AIMR presents Australia’s Ore Reserves at operating mines (Table 1) and all deposits (Table 2), also longer-term estimates of the nation’s Identified Mineral Resources (Table 3) and changes in resource estimates from the previous year (Table 4). It is also of interest to note Australia’s ranking as a global source of minerals (Table 5) as many countries are dependent on reliable supply from Australia for their own economies.

The estimates in AIMR 2021 of Australia’s Ore Reserves and Mineral Resources are as at 31 December 2020, reflecting the status of the national inventory after almost a year of impact from the COVID-19 pandemic. The data in this and future reports will, therefore, inform government and industry going forward when assessing the short and long-term effects of this health and economic emergency on Australia’s mining sector.

The data in the national minerals inventory is sourced primarily from published company reports but includes some confidential and historical data. The category of highest geological and economic confidence in the national inventory is Economic Demonstrated Resources (EDR) which, in essence, combines the Joint Ore Reserves Committee (JORC) Code categories of Proved and Probable Ore Reserves and most of Measured and Indicated Mineral Resources.

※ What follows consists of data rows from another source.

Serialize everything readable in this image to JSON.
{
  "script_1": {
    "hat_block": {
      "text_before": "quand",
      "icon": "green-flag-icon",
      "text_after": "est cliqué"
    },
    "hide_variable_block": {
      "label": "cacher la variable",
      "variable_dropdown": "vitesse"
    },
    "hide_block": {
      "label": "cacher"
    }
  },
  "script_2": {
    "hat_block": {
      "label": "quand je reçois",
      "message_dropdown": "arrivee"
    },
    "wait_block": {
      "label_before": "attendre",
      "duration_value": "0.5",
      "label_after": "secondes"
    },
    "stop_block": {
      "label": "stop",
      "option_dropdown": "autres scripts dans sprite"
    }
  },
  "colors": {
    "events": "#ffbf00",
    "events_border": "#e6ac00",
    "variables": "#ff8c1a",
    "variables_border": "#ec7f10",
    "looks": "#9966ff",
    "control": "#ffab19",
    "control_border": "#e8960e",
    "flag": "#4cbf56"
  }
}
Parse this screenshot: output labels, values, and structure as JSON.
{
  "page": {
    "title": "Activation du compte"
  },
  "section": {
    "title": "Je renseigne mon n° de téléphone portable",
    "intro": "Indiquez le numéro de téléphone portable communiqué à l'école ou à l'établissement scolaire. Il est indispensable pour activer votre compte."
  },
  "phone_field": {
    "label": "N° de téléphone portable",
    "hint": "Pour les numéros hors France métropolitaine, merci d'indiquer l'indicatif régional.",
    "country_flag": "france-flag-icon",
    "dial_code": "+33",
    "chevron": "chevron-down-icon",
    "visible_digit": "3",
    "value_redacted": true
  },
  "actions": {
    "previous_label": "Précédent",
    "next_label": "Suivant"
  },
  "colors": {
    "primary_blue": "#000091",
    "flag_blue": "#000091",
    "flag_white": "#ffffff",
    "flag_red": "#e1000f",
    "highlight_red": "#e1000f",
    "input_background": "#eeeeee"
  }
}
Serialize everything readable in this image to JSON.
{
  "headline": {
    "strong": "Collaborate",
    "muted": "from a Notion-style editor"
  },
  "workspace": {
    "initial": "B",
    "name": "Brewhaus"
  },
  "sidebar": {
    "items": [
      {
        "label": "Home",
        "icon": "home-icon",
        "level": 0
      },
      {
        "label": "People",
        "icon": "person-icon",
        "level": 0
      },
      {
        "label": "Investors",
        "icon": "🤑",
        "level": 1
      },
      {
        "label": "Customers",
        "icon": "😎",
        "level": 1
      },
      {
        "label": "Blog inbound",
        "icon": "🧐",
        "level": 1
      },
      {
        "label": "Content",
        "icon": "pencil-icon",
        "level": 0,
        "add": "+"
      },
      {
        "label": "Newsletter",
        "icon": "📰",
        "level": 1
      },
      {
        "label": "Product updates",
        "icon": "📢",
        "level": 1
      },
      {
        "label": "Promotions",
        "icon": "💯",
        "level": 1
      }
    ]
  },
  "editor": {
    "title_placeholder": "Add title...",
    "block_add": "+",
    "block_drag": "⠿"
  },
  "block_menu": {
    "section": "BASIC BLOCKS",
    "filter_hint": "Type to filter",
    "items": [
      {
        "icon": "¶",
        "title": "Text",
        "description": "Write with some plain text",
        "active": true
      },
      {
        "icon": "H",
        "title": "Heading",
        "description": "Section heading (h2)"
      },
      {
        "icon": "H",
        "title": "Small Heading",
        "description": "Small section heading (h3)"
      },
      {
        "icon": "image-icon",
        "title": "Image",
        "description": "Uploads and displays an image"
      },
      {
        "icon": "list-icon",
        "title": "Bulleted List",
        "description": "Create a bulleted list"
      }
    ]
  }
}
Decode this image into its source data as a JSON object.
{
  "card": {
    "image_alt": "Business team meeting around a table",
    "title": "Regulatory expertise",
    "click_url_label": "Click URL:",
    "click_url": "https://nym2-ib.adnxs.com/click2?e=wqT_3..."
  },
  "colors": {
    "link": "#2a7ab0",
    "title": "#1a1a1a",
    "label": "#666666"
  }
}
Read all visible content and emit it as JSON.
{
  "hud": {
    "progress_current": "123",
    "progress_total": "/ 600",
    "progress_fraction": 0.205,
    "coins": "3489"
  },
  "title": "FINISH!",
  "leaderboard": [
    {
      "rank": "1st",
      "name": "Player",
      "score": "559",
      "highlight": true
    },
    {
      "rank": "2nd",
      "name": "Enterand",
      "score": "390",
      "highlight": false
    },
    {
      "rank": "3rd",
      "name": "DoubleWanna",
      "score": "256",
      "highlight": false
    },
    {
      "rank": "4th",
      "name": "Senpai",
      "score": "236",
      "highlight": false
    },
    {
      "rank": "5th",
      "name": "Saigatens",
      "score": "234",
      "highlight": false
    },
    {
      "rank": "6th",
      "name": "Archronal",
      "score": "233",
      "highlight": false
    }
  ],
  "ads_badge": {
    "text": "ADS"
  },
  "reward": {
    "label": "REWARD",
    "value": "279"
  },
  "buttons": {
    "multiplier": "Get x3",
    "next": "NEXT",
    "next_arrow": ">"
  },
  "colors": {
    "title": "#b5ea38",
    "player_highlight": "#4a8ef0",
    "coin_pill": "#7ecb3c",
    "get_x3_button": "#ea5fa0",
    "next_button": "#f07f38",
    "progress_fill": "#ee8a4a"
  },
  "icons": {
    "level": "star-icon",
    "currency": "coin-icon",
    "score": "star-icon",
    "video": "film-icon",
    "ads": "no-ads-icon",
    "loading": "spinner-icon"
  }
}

Mine production figures are sourced from the Office of the Chief Economist at the Department of Industry, Science, Energy and Resources, state government publications and company reports. World rankings of Australia’s mineral resources have been calculated mainly using information published by the United States Geological Survey (USGS).

1 Office of the Chief Economist (Department of Industry, Science, Energy and Resources), Resources and Energy Quarterly, December 2021, historical spreadsheets.

2 Australian Bureau of Statistics, Australian National Accounts, National Income, Expenditure and Product. Cat. No. 5206.0. Figure calculated using mining exports (excluding petroleum products) of $231 billion and Gross Domestic Product, Current Prices, Table 1 ($1,969 billion).

3 Australian Bureau of Statistics, Labour Force, Australia, Detailed. Cat. No. 6291.0.55.001. Table 4.

4 See Footnote 1.

5 Australian Bureau of Statistics, Quarterly Statistics, Mineral and Petroleum Exploration Australia March 2021.

6 Mernagh, T.P., Bastrakov, E.N., Clarke, J.D.A., de Caritat, P., English, P.M., Howard, F.J.F., Jaireth, S., Magee, J.W., McPherson, A.A., Roach, I.C., Schroder, I.F., Thomas, M., Wilford, J.R. 2013. A Review of Australian Salt Lakes and Assessment of their Potential for Strategic Resources. Record 2013/039. Geoscience Australia, Canberra.

7 A critical mineral is a metal, gas or mineral that is essential for the functioning of modern technologies, economies or national security and there is a risk of disruption to its supply chains.

8 Exploring for the Future

9 Australian Government, Australia’s 2022 Critical Minerals Strategy, Canberra.